Return the records that follow, unchanged and complete.

Data about app and page elements:
-*-

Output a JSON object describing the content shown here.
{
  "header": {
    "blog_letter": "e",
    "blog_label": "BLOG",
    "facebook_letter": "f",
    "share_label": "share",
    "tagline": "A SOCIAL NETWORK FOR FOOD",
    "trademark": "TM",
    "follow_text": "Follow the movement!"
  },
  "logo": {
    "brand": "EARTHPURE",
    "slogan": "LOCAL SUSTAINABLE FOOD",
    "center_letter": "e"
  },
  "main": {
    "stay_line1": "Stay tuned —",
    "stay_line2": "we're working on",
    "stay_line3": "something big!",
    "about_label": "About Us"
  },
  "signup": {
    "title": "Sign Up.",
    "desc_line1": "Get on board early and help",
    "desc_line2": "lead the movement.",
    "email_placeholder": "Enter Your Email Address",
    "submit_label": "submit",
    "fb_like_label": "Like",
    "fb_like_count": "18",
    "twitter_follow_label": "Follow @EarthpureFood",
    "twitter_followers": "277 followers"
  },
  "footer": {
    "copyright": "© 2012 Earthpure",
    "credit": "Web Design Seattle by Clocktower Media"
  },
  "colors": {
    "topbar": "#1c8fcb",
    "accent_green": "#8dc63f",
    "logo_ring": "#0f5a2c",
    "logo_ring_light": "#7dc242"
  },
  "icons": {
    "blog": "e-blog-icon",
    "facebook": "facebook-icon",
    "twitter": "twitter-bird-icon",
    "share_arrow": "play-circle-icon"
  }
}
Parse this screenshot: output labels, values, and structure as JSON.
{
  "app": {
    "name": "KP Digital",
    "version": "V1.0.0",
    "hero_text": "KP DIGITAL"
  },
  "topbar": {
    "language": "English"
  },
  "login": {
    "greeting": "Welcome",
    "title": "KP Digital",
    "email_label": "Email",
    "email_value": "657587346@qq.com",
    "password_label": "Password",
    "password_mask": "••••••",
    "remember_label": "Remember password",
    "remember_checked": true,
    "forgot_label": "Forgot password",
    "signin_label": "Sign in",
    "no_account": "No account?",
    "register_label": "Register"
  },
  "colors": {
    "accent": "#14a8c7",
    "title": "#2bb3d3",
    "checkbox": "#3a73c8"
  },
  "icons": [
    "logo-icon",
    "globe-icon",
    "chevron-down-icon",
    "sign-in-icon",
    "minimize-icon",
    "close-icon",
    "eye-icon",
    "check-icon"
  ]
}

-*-

**Worked solution**
Output a JSON object describing the content shown here.
{
  "header": {
    "blog_letter": "e",
    "blog_label": "BLOG",
    "facebook_letter": "f",
    "share_label": "share",
    "tagline": "A SOCIAL NETWORK FOR FOOD",
    "trademark": "TM",
    "follow_text": "Follow the movement!"
  },
  "logo": {
    "brand": "EARTHPURE",
    "slogan": "LOCAL SUSTAINABLE FOOD",
    "center_letter": "e"
  },
  "main": {
    "stay_line1": "Stay tuned —",
    "stay_line2": "we're working on",
    "stay_line3": "something big!",
    "about_label": "About Us"
  },
  "signup": {
    "title": "Sign Up.",
    "desc_line1": "Get on board early and help",
    "desc_line2": "lead the movement.",
    "email_placeholder": "Enter Your Email Address",
    "submit_label": "submit",
    "fb_like_label": "Like",
    "fb_like_count": "18",
    "twitter_follow_label": "Follow @EarthpureFood",
    "twitter_followers": "277 followers"
  },
  "footer": {
    "copyright": "© 2012 Earthpure",
    "credit": "Web Design Seattle by Clocktower Media"
  },
  "colors": {
    "topbar": "#1c8fcb",
    "accent_green": "#8dc63f",
    "logo_ring": "#0f5a2c",
    "logo_ring_light": "#7dc242"
  },
  "icons": {
    "blog": "e-blog-icon",
    "facebook": "facebook-icon",
    "twitter": "twitter-bird-icon",
    "share_arrow": "play-circle-icon"
  }
}
Parse this screenshot: output labels, values, and structure as JSON.
{
  "app": {
    "name": "KP Digital",
    "version": "V1.0.0",
    "hero_text": "KP DIGITAL"
  },
  "topbar": {
    "language": "English"
  },
  "login": {
    "greeting": "Welcome",
    "title": "KP Digital",
    "email_label": "Email",
    "email_value": "657587346@qq.com",
    "password_label": "Password",
    "password_mask": "••••••",
    "remember_label": "Remember password",
    "remember_checked": true,
    "forgot_label": "Forgot password",
    "signin_label": "Sign in",
    "no_account": "No account?",
    "register_label": "Register"
  },
  "colors": {
    "accent": "#14a8c7",
    "title": "#2bb3d3",
    "checkbox": "#3a73c8"
  },
  "icons": [
    "logo-icon",
    "globe-icon",
    "chevron-down-icon",
    "sign-in-icon",
    "minimize-icon",
    "close-icon",
    "eye-icon",
    "check-icon"
  ]
}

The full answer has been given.